As soon as the gun-fire ceased, I was greatly surprised to find that no party of Boers came down from their artillery position on Incidentamba to take our surrender, but within three minutes some fifty Boers galloped up from the river bank on the east and the west, and a few more came up from the south round Waschout Hill. The guard on Waschout Hill, which had done a certain amount of damage to the enemy, had two men wounded by rifle fire. Not a single shell had come near them, though they were close to the Kaffir huts, which were plain enough.
What an anti-climax the reality had been from the pleasurable anticipations of the early morn, when I had first sighted the Boers.
Of course, the women on the farm had betrayed us, but it was difficult to make out why the Boers had at first halted and begun to be suspicious before they had seen the women at the farm. What could they have discovered? I failed entirely to solve this mystery.
During the day’s trek the following lessons slowly evolved themselves, and were stored in my mind in addition to those already learnt:

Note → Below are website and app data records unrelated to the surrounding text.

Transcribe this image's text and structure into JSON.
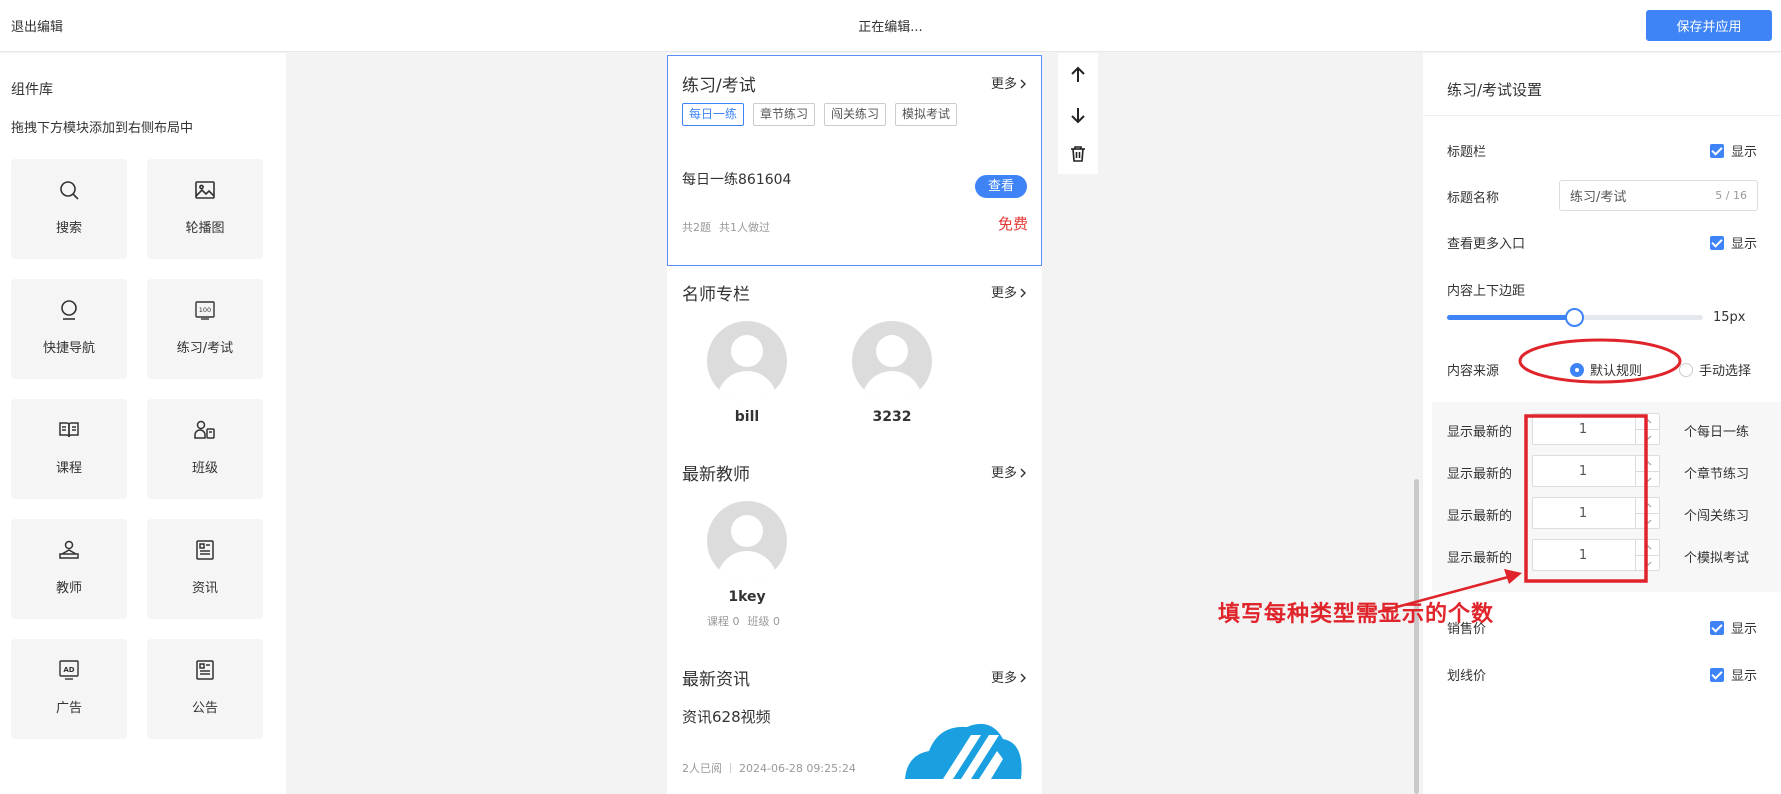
{
  "topbar": {
    "exit_label": "退出编辑",
    "status_label": "正在编辑...",
    "save_label": "保存并应用"
  },
  "library": {
    "title": "组件库",
    "hint": "拖拽下方模块添加到右侧布局中",
    "items": [
      {
        "label": "搜索",
        "icon": "search-icon"
      },
      {
        "label": "轮播图",
        "icon": "image-icon"
      },
      {
        "label": "快捷导航",
        "icon": "pin-icon"
      },
      {
        "label": "练习/考试",
        "icon": "score-icon"
      },
      {
        "label": "课程",
        "icon": "book-icon"
      },
      {
        "label": "班级",
        "icon": "group-icon"
      },
      {
        "label": "教师",
        "icon": "teacher-icon"
      },
      {
        "label": "资讯",
        "icon": "news-icon"
      },
      {
        "label": "广告",
        "icon": "ad-icon"
      },
      {
        "label": "公告",
        "icon": "notice-icon"
      }
    ]
  },
  "preview": {
    "exam": {
      "title": "练习/考试",
      "more": "更多",
      "tabs": [
        "每日一练",
        "章节练习",
        "闯关练习",
        "模拟考试"
      ],
      "item_name": "每日一练861604",
      "view_label": "查看",
      "total": "共2题",
      "done": "共1人做过",
      "price": "免费"
    },
    "famous": {
      "title": "名师专栏",
      "more": "更多",
      "teachers": [
        "bill",
        "3232"
      ]
    },
    "teachers": {
      "title": "最新教师",
      "more": "更多",
      "name": "1key",
      "courses": "课程 0",
      "classes": "班级 0"
    },
    "news": {
      "title": "最新资讯",
      "more": "更多",
      "item_title": "资讯628视频",
      "reads": "2人已阅",
      "date": "2024-06-28 09:25:24"
    }
  },
  "settings": {
    "title": "练习/考试设置",
    "title_bar_label": "标题栏",
    "show_label": "显示",
    "title_name_label": "标题名称",
    "title_name_value": "练习/考试",
    "title_name_count": "5 / 16",
    "more_entry_label": "查看更多入口",
    "padding_label": "内容上下边距",
    "padding_value": "15px",
    "padding_fraction": 0.5,
    "source_label": "内容来源",
    "source_default": "默认规则",
    "source_manual": "手动选择",
    "count_rows": [
      {
        "label": "显示最新的",
        "value": "1",
        "unit": "个每日一练"
      },
      {
        "label": "显示最新的",
        "value": "1",
        "unit": "个章节练习"
      },
      {
        "label": "显示最新的",
        "value": "1",
        "unit": "个闯关练习"
      },
      {
        "label": "显示最新的",
        "value": "1",
        "unit": "个模拟考试"
      }
    ],
    "sale_price_label": "销售价",
    "strike_price_label": "划线价"
  },
  "annotation": {
    "text": "填写每种类型需显示的个数",
    "color": "#e0242b"
  },
  "colors": {
    "accent": "#3f84f7",
    "price": "#e53935"
  }
}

8. When collecting the friendly stranger and his sons in order to prevent their taking information to the enemy of your existence and whereabouts, if you are wishful for a “surprise packet,” do not forget also to gather his wife and his daughter, his manservant and his maidservant (who also have tongues), and his ox and his ass (which may possibly serve the enemy). Of course, if they are very numerous or very far off, this is impossible; only do not then hope to surprise the enemy.
9. Do not forget that, if guns are going to be used against you, a shallow trench with a low parapet some way from it is worse than useless, even though the parapet be bullet-proof ten times over. The trench gives the gunners an object to lay on, and gives no protection from shrapnel. Against well-aimed long-range artillery fire it would be better to scatter the defenders in the open, hidden in grass and bushes, or behind stones or ant-hills, than to keep them huddled in such a trench. With your men scattered around you can safely let the enemy fill your trench to the brim with shrapnel bullets.
10. Though to stop a shrapnel bullet much less actual thickness of earth is necessary than to stop a rifle bullet, yet this earth must be in the right place. For protection you must be able to get right close under the cover. As narrow a trench as possible, with the sides and inside of the parapet as steep as they will stand, will give you the best chance. To hollow out the bottom of the trench sides to give extra room will be even better, because the open top of the trench can be kept the less wide. The more like a mere slit the open top of the trench is, the fewer shrapnel bullets will get in. While chewing over these lessons learnt from bitter experience, I had yet another dream.